Every line of the entries below that mentions "June" is to be copied out.

- Opening Delimiter -

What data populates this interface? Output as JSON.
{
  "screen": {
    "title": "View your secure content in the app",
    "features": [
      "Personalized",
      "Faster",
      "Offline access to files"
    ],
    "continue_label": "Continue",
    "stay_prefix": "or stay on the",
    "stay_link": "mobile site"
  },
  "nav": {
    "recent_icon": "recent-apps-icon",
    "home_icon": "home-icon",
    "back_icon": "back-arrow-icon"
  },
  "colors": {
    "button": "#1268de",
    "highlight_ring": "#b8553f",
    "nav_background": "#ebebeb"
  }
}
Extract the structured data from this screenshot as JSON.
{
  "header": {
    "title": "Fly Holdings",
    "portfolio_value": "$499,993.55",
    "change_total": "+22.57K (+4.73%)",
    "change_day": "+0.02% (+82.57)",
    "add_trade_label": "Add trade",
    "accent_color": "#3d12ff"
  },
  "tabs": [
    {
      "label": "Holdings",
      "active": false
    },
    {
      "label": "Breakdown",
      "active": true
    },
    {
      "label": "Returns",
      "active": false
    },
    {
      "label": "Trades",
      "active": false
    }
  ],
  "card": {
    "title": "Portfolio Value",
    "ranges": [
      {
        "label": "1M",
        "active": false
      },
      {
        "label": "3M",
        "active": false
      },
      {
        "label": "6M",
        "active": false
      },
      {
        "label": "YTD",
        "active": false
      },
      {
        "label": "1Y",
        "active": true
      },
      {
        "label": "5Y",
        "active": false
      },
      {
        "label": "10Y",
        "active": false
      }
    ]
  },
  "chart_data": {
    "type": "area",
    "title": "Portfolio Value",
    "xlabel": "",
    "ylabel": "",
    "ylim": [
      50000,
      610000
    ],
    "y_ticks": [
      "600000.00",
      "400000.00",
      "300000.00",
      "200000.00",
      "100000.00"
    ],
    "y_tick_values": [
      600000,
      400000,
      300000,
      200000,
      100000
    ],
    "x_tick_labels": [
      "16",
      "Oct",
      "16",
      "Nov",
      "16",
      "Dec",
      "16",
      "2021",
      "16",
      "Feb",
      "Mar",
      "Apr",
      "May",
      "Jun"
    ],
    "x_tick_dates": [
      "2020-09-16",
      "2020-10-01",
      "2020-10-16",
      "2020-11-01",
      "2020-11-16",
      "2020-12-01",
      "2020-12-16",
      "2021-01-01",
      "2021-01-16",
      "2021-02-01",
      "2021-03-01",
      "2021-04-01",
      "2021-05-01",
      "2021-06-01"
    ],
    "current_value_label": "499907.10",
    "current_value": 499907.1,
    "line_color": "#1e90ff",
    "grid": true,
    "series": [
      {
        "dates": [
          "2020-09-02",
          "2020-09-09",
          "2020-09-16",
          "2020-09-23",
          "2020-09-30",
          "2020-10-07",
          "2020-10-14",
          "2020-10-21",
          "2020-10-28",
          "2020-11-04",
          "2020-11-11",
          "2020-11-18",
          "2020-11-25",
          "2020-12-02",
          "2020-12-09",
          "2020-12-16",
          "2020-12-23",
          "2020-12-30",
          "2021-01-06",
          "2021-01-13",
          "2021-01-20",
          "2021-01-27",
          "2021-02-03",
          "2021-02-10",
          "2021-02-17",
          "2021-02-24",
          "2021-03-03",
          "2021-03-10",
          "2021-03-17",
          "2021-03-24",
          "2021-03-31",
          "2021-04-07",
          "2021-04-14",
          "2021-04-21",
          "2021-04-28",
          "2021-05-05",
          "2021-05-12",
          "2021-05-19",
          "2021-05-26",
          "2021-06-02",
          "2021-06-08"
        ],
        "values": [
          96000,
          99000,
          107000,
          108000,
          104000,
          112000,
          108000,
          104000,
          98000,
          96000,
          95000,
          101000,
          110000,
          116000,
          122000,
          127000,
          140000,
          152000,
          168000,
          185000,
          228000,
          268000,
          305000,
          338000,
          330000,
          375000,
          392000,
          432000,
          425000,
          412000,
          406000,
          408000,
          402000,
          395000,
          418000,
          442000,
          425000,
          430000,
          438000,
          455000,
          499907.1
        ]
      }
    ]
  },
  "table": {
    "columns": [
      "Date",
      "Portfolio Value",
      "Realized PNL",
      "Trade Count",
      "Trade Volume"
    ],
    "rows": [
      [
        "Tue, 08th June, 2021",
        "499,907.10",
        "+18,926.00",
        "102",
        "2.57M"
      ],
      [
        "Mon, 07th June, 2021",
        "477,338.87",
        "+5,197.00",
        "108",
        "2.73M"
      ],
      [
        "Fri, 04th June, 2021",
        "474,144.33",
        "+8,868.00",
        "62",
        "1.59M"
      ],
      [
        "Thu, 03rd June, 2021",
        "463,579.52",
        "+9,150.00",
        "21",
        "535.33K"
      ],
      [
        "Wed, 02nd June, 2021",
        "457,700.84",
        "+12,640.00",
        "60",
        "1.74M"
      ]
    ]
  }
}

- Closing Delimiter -

▶ _Expected answer_
        "Tue, 08th June, 2021",
        "Mon, 07th June, 2021",
        "Fri, 04th June, 2021",
        "Thu, 03rd June, 2021",
        "Wed, 02nd June, 2021",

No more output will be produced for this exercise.